When a cycle gets cancelled, it can feel devestatingly disappointing. It does not feel like a postponement, it feels like a pregnancy will never happen. It feels, deep inside, in our cells, that this is the sign that a baby will never come. Or a healthy, growing pregnancy will occur instead of a loss.
It's hard, even almost impossible to put it into perspective.
The only news in fertility treatment that is welcome is good news. Very good news. That everything is going perfectly. That everything is on schedule, that our clinical response is just what our doctors want to see.
Even that is not always reassuring when we have had "perfect" cycles before that have been unsuccessful.
What to do?
The cycle, embryo, fertility treatment plan will not always go perfectly and still we get pregnant. Sometimes, in a cycle, almost nothing goes well and we get pregnant.
IVF Cycle Journeys
Just last month, I spoke with a friend who was in her fifth round of IVF who wanted to go out and drown her sorrows with a margerita or four. Because she was sure that her cycle hadn't worked.
Her pregnancy test was the next day. I encouraged her to wait until the following evening as the pregnancy test could be positive. After so long in treatment, she knew it wasn't.
I assured her that she could not actually know that.
She told me all the symptoms and reasons why this was so. Everything she felt and didn't feel physically. How the cycle itself had gone badly.
Still, she decided she could wait one more night for a fabulous drink.
And yes, she was pregnant.
And yes, just this past week, she heard a heartbeat.
When she least expected it.
When it shouldn't, couldn't have happened.
The delays and starts and stops are heartbreaking.
They may be those detours on your way to parenthood.
I wish they weren't there. I wish this was a smoother trip for you.
My bigger hope and dream is that baby in your arms.
And I'll keep you company while you travel this path.
Lisa Rosenthal's Google+
Bear with me.
I haven't written a blog about the weather in a long time.
So here goes.
Rain or snow?
It's October, I live on the east coast of the United States.
Let's go with rain.
Unless it snows.
For those of us who experience infertility, these rapid changes in temperature, precipitation and forecasting feel very familiar.
Changes in medication and treatment, even in the middle of an IUI (intrauterine insemination cycle) or IVF (invitro fertilization) cycle are fairly common.
Just like the weather, the smallest of details add up and create change.
As one of my best friends always quotes, "a butterfly flaps it's wings in Paris and we have a hurricaine in Florida".
Anyone out there have trouble with these swiftly changing plans? Anyone out there feel out of control?
Welcome to infertility.
My friends are floating around in my head today. So is my sister.
Here's what I consider.
The Serenity Prayer:
God grant me the serenity
to accept the things I cannot change;
courage to change the things I can;
and wisdom to know the difference.

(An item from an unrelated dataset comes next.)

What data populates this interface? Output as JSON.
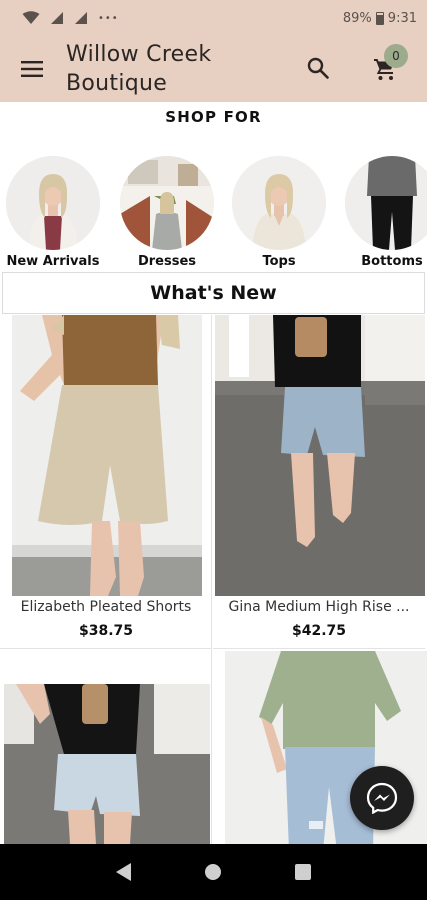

Oh, what I wouldn't do for an extra dose of wisdom today.
Fertile Yoga tonight in Brookfield/Danbury.
I'm looking forward to seeing you.
Until then, I'm just keeping an eye out for what's going on outside.
Sometimes that's just easier than checking the weather forecast.